Lewis received no credit or mention on Devo’s debut album “Q: Are We Not Men? A: We Are Devo!” The album came out in 1978 and Lewis promptly sued for theft of intellectual property. With the band now located to Los Angeles, Lewis was up against a high-powered, label-financed law firm. Help came in the unlikely form of a cassette tape from a former high school newspaper reporter.
“Word had gotten around that I was suing the band and this person called me up who had interviewed us after one of our first performances at the Akron Arts Festival,” Lewis said. “This tape contained an interview of the band where he asked who came up with the Devo concept and Mark said ‘This guy right here, Bob Lewis.’
“When I played that tape at the deposition their lawyers looked like they had been gut-shot,” Lewis continued with a smile. “Shortly thereafter we reached an equitable settlement.”
Just as Lewis discovered he liked managing better than performing, he learned he enjoyed legal work. After managing a few bands to near-success, Lewis became a paralegal.

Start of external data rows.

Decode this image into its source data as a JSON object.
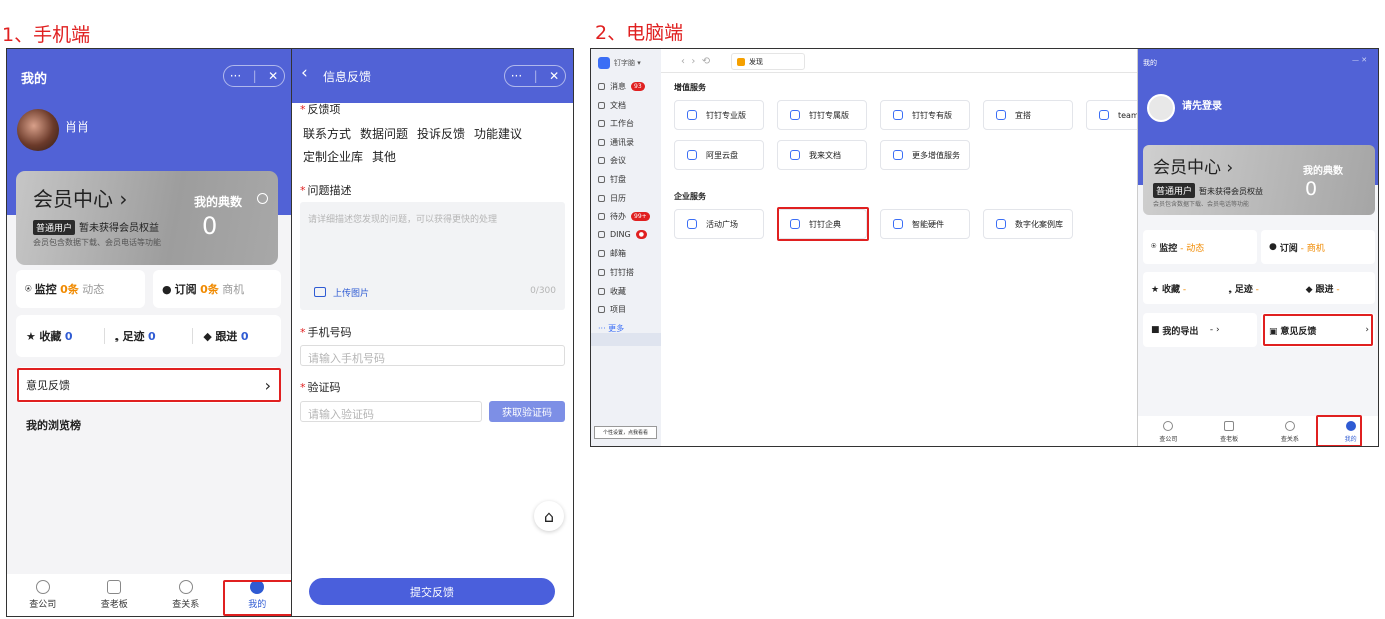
{
  "headings": {
    "phone": "1、手机端",
    "desktop": "2、电脑端"
  },
  "phone_left": {
    "title": "我的",
    "more_label": "···",
    "close_label": "✕",
    "username": "肖肖",
    "vip": {
      "title": "会员中心",
      "chevron": "›",
      "tag": "普通用户",
      "status": "暂未获得会员权益",
      "desc": "会员包含数据下载、会员电话等功能",
      "points_label": "我的典数",
      "points_value": "0"
    },
    "monitor": {
      "label": "监控",
      "count": "0条",
      "suffix": "动态"
    },
    "subscribe": {
      "label": "订阅",
      "count": "0条",
      "suffix": "商机"
    },
    "stats": [
      {
        "label": "收藏",
        "value": "0"
      },
      {
        "label": "足迹",
        "value": "0"
      },
      {
        "label": "跟进",
        "value": "0"
      }
    ],
    "feedback": {
      "label": "意见反馈",
      "arrow": "›"
    },
    "browse_rank": "我的浏览榜",
    "tabs": [
      "查公司",
      "查老板",
      "查关系",
      "我的"
    ]
  },
  "phone_mid": {
    "back": "‹",
    "title": "信息反馈",
    "more_label": "···",
    "close_label": "✕",
    "feedback_items_label": "反馈项",
    "chips_row1": [
      "联系方式",
      "数据问题",
      "投诉反馈",
      "功能建议"
    ],
    "chips_row2": [
      "定制企业库",
      "其他"
    ],
    "desc_label": "问题描述",
    "desc_placeholder": "请详细描述您发现的问题，可以获得更快的处理",
    "upload_label": "上传图片",
    "counter": "0/300",
    "phone_label": "手机号码",
    "phone_placeholder": "请输入手机号码",
    "code_label": "验证码",
    "code_placeholder": "请输入验证码",
    "get_code": "获取验证码",
    "home_icon": "⌂",
    "submit": "提交反馈"
  },
  "desktop": {
    "org_name": "钉字脑 ▾",
    "tab_label": "发现",
    "sidebar": [
      {
        "label": "消息",
        "badge": "93"
      },
      {
        "label": "文档",
        "badge": ""
      },
      {
        "label": "工作台",
        "badge": ""
      },
      {
        "label": "通讯录",
        "badge": ""
      },
      {
        "label": "会议",
        "badge": ""
      },
      {
        "label": "钉盘",
        "badge": ""
      },
      {
        "label": "日历",
        "badge": ""
      },
      {
        "label": "待办",
        "badge": "99+"
      },
      {
        "label": "DING",
        "badge": "●"
      },
      {
        "label": "邮箱",
        "badge": ""
      },
      {
        "label": "钉钉搭",
        "badge": ""
      },
      {
        "label": "收藏",
        "badge": ""
      },
      {
        "label": "项目",
        "badge": ""
      },
      {
        "label": "··· 更多",
        "badge": ""
      }
    ],
    "sidebar_bottom": "个性设置，点我看看",
    "value_services_title": "增值服务",
    "value_services": [
      "钉钉专业版",
      "钉钉专属版",
      "钉钉专有版",
      "宜搭",
      "team",
      "阿里云盘",
      "我来文档",
      "更多增值服务"
    ],
    "enterprise_services_title": "企业服务",
    "enterprise_services": [
      "活动广场",
      "钉钉企典",
      "智能硬件",
      "数字化案例库"
    ],
    "drawer": {
      "title": "我的",
      "window_controls": "— ✕",
      "login": "请先登录",
      "vip_title": "会员中心",
      "vip_chevron": "›",
      "vip_tag": "普通用户",
      "vip_status": "暂未获得会员权益",
      "vip_desc": "会员包含数据下载、会员电话等功能",
      "points_label": "我的典数",
      "points_value": "0",
      "monitor": {
        "label": "监控",
        "suffix": "- 动态"
      },
      "subscribe": {
        "label": "订阅",
        "suffix": "- 商机"
      },
      "stats": [
        {
          "label": "收藏",
          "suffix": "-"
        },
        {
          "label": "足迹",
          "suffix": "-"
        },
        {
          "label": "跟进",
          "suffix": "-"
        }
      ],
      "export": {
        "label": "我的导出",
        "suffix": "- ›"
      },
      "feedback": {
        "label": "意见反馈",
        "arrow": "›"
      },
      "tabs": [
        "查公司",
        "查老板",
        "查关系",
        "我的"
      ]
    }
  },
  "colors": {
    "brand": "#5162d6",
    "highlight": "#e02020",
    "submit": "#4a5fdc"
  }
}
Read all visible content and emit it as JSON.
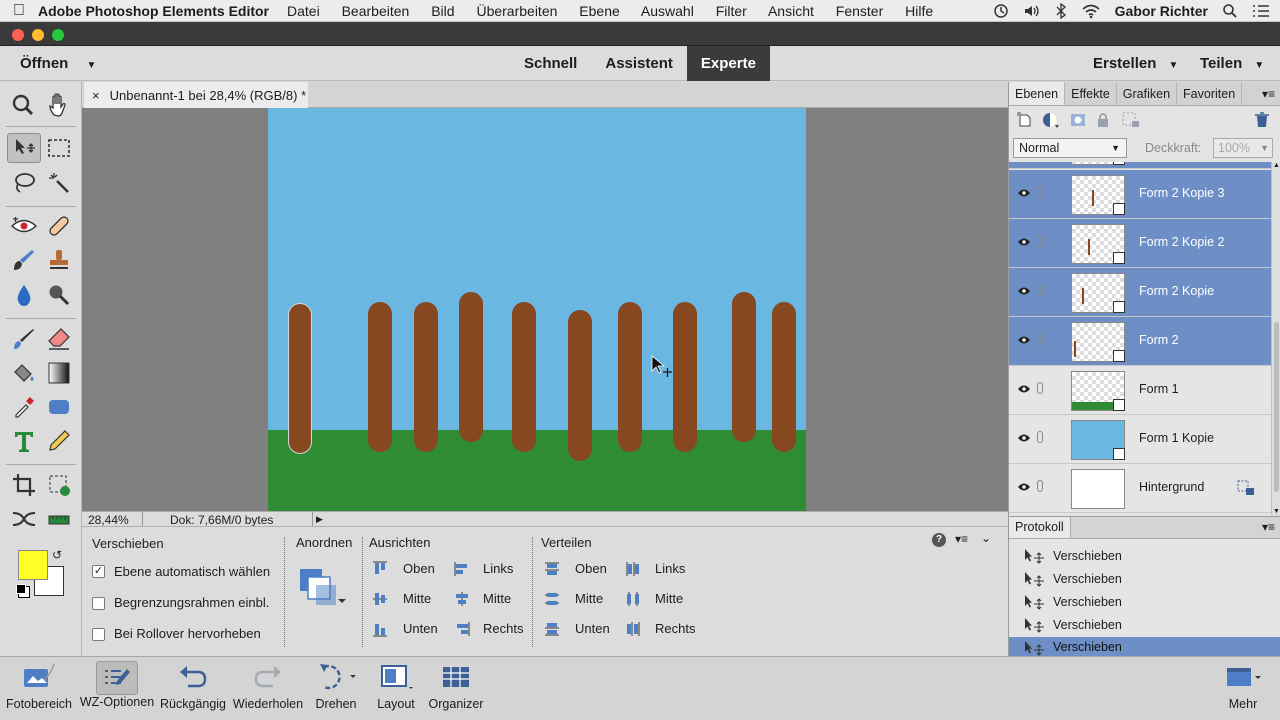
{
  "menubar": {
    "app_name": "Adobe Photoshop Elements Editor",
    "menus": [
      "Datei",
      "Bearbeiten",
      "Bild",
      "Überarbeiten",
      "Ebene",
      "Auswahl",
      "Filter",
      "Ansicht",
      "Fenster",
      "Hilfe"
    ],
    "user": "Gabor Richter"
  },
  "modebar": {
    "open_label": "Öffnen",
    "modes": [
      "Schnell",
      "Assistent",
      "Experte"
    ],
    "active_mode": "Experte",
    "create_label": "Erstellen",
    "share_label": "Teilen"
  },
  "document": {
    "tab_title": "Unbenannt-1 bei 28,4% (RGB/8) *",
    "zoom": "28,44%",
    "doc_info": "Dok: 7,66M/0 bytes"
  },
  "colors": {
    "foreground": "#ffff27",
    "background": "#ffffff",
    "sky": "#6ab7e2",
    "grass": "#2f8b34",
    "post": "#87471f",
    "selection": "#6e8fc5"
  },
  "tool_options": {
    "tool_name": "Verschieben",
    "checkbox_auto_select": "Ebene automatisch wählen",
    "checkbox_bounding": "Begrenzungsrahmen einbl.",
    "checkbox_rollover": "Bei Rollover hervorheben",
    "arrange_label": "Anordnen",
    "align_label": "Ausrichten",
    "align_items": [
      "Oben",
      "Mitte",
      "Unten",
      "Links",
      "Mitte",
      "Rechts"
    ],
    "distribute_label": "Verteilen",
    "distribute_items": [
      "Oben",
      "Mitte",
      "Unten",
      "Links",
      "Mitte",
      "Rechts"
    ]
  },
  "panel": {
    "tabs": [
      "Ebenen",
      "Effekte",
      "Grafiken",
      "Favoriten"
    ],
    "blend_mode": "Normal",
    "opacity_label": "Deckkraft:",
    "opacity_value": "100%",
    "layers": [
      {
        "name": "Form 2 Kopie 3",
        "selected": true
      },
      {
        "name": "Form 2 Kopie 2",
        "selected": true
      },
      {
        "name": "Form 2 Kopie",
        "selected": true
      },
      {
        "name": "Form 2",
        "selected": true
      },
      {
        "name": "Form 1",
        "selected": false
      },
      {
        "name": "Form 1 Kopie",
        "selected": false
      },
      {
        "name": "Hintergrund",
        "selected": false
      }
    ]
  },
  "history": {
    "title": "Protokoll",
    "items": [
      "Verschieben",
      "Verschieben",
      "Verschieben",
      "Verschieben",
      "Verschieben"
    ]
  },
  "bottombar": {
    "items": [
      "Fotobereich",
      "WZ-Optionen",
      "Rückgängig",
      "Wiederholen",
      "Drehen",
      "Layout",
      "Organizer"
    ],
    "more_label": "Mehr"
  }
}
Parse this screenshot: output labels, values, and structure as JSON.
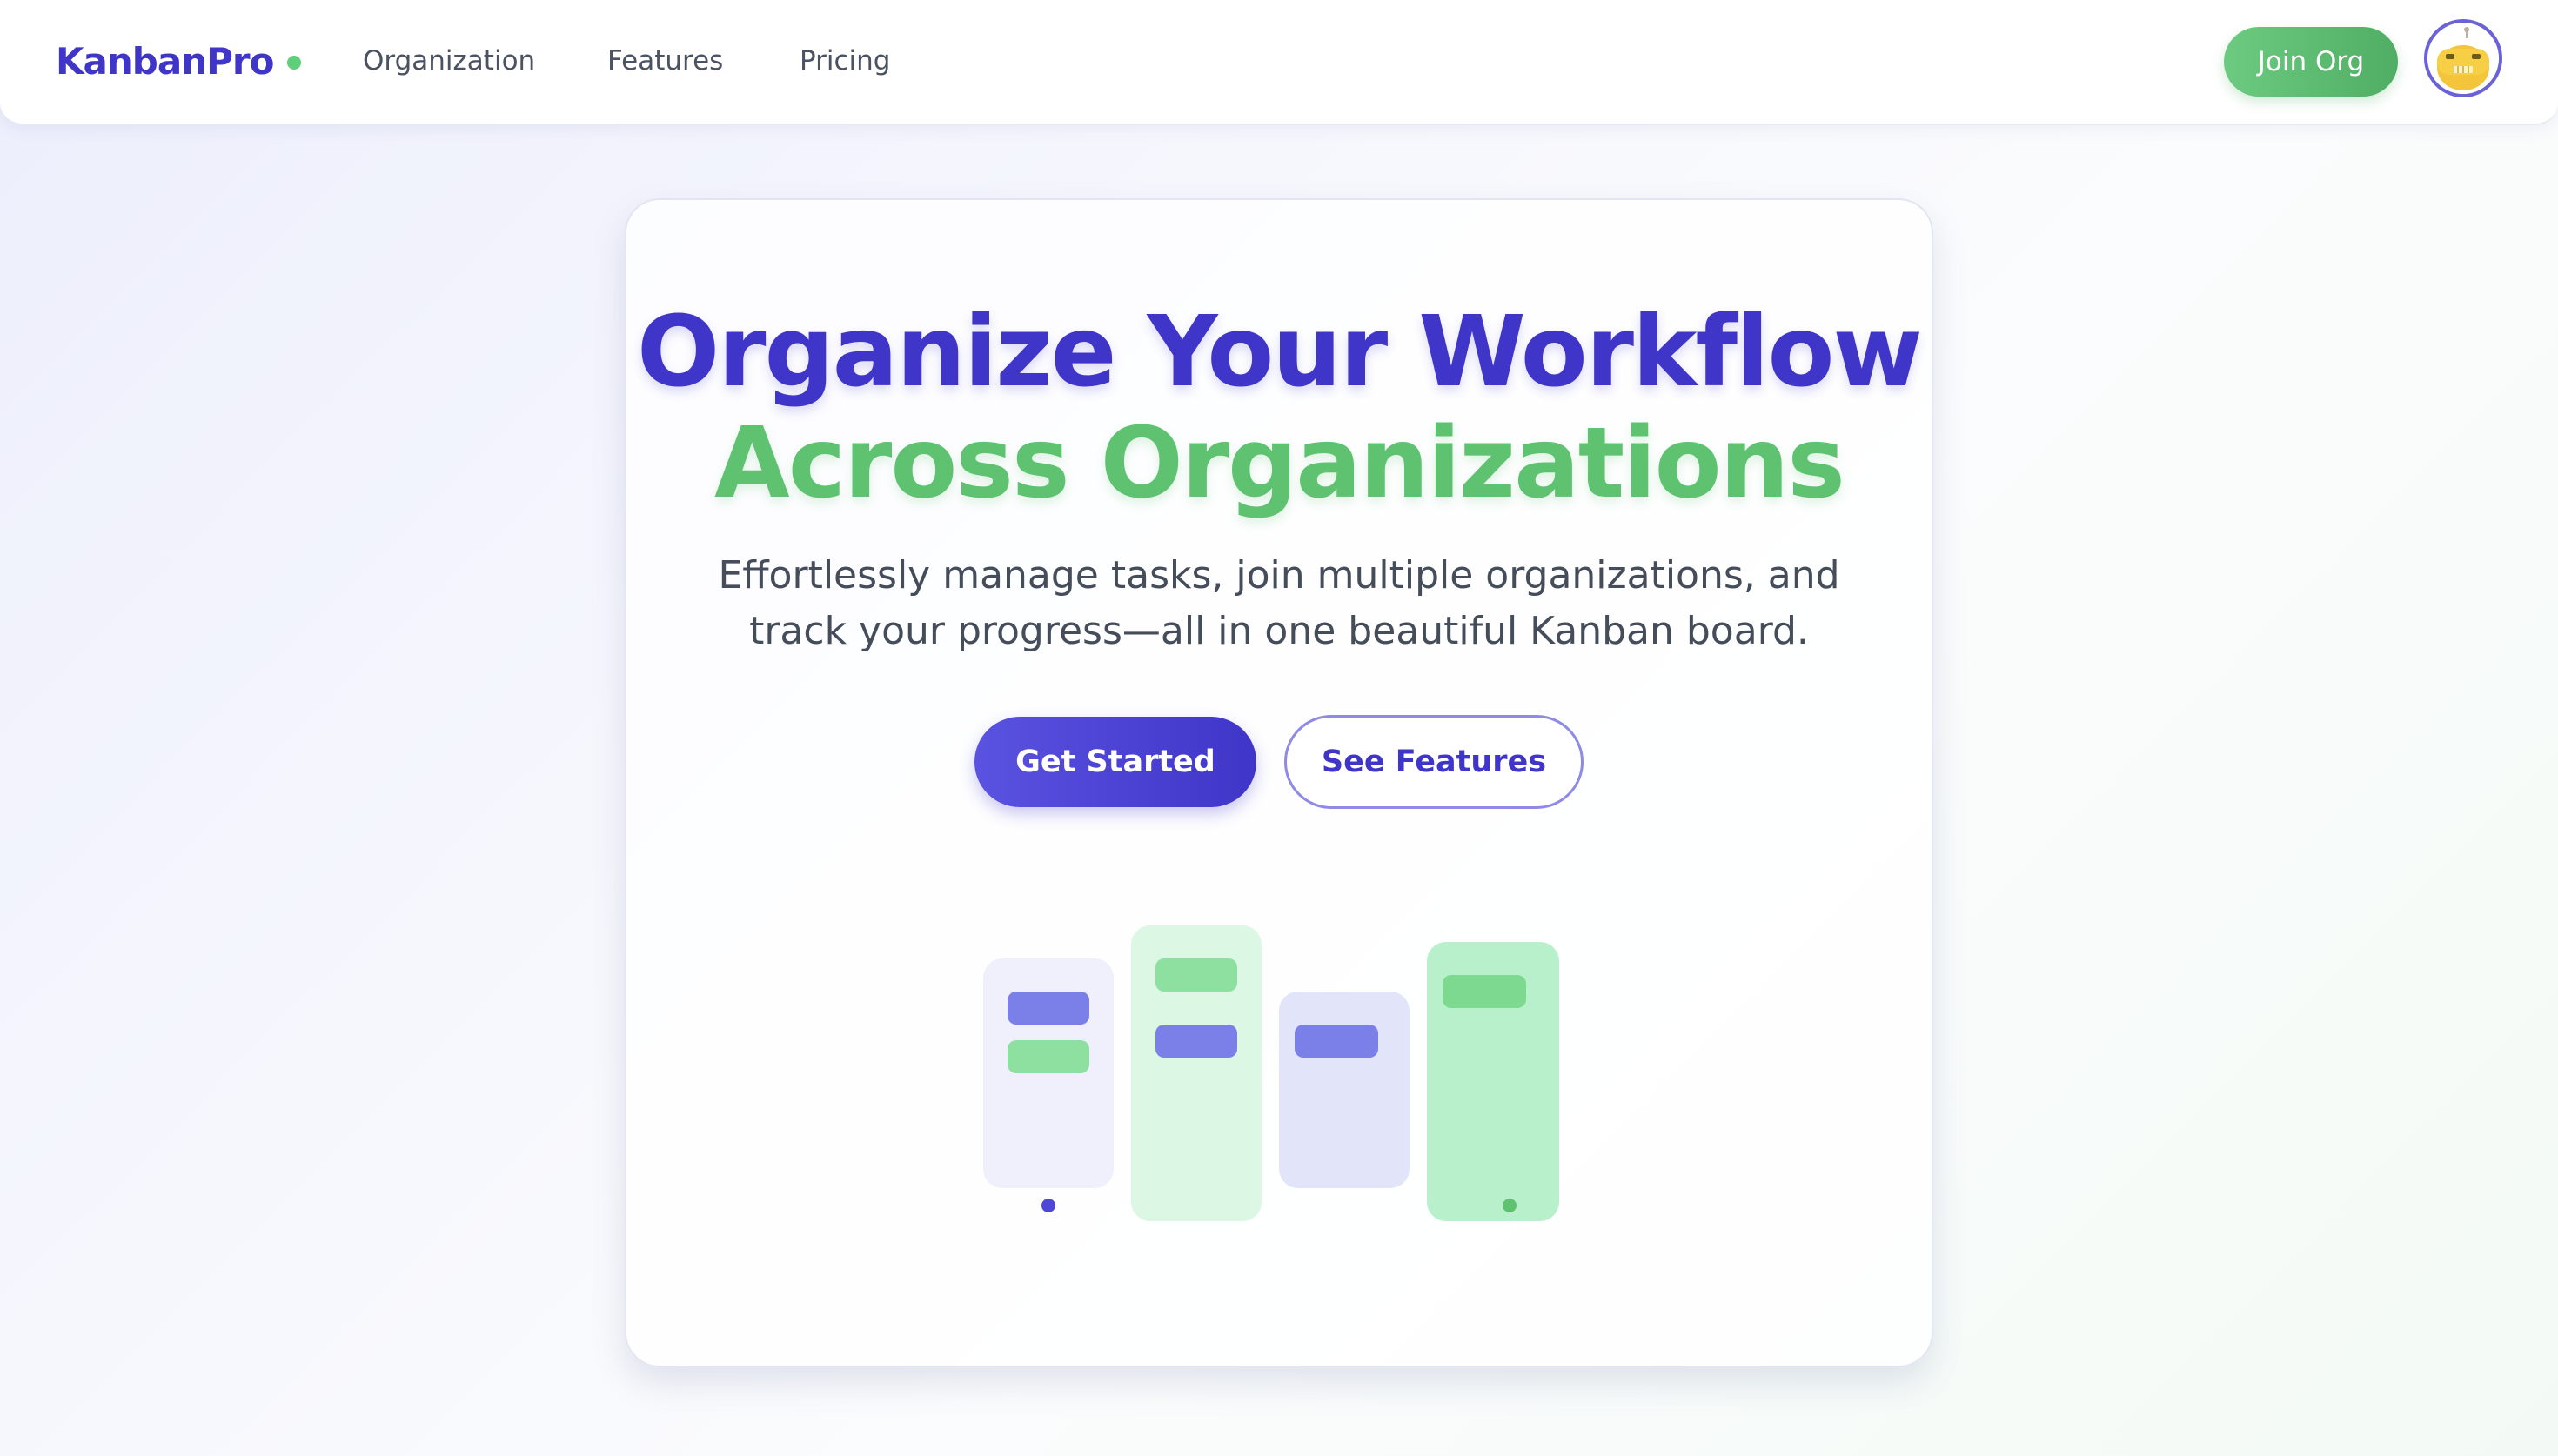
{
  "header": {
    "logo": "KanbanPro",
    "nav": [
      "Organization",
      "Features",
      "Pricing"
    ],
    "join_label": "Join Org"
  },
  "hero": {
    "title_line1": "Organize Your Workflow",
    "title_line2": "Across Organizations",
    "subtitle_line1": "Effortlessly manage tasks, join multiple organizations, and",
    "subtitle_line2": "track your progress—all in one beautiful Kanban board.",
    "primary_cta": "Get Started",
    "secondary_cta": "See Features"
  },
  "colors": {
    "brand_purple": "#3f35c8",
    "brand_green": "#5ec270",
    "chip_purple": "#7b7fe8",
    "chip_green": "#8ee0a0"
  },
  "icons": {
    "logo_status": "status-dot-icon",
    "avatar": "robot-avatar-icon"
  }
}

“I have the best job in the world. Essentially, I’ve been practicing law without a license for the last 30 years,” Lewis said. “The catch is I always have to work with a lawyer.”
Lewis left Ohio for Lawrence, Kan. in 1998 where his wife was working on her doctorate. Shortly thereafter the couple moved to Kansas City, Mo. Today, Lewis works as a paralegal for the Community of Christ Church in Independence, Mo. and lives in a house filled with antiques and art and a story behind each piece.
Last month Devo released “Something For Everybody,” their ninth album and first in 20 years. In the downtime, Mark Mothersbaugh has become a highly sought film composer. Mothersbaugh wrote the music for several of Wes Anderson’s movies, including “Rushmore” and “The Royal Tenenbaums.” His brother Bob wrote the music for the “Rugrats” cartoon series. Jerry Casale, who directed most of Devo’s music videos, has also directed videos for Rush, Foo Fighters, Soundgarden and Silverchair. Myers left Devo in 1987; the drum stool is currently held by Josh Freese.
More than a generation after their lawsuit, Lewis said he is on good terms with the band. If he attends tonight’s show, however, it will be as a fan with a ticket purchased at the box office.
“It all depends on the weather,” Lewis said. “I e-mailed the guys the other day to let them know what they were facing here. I told them with as hot as it’s been it may not be a good idea for a bunch of 60-year-old guys jumping around in rubber suits. I’m sure they’ll be OK.”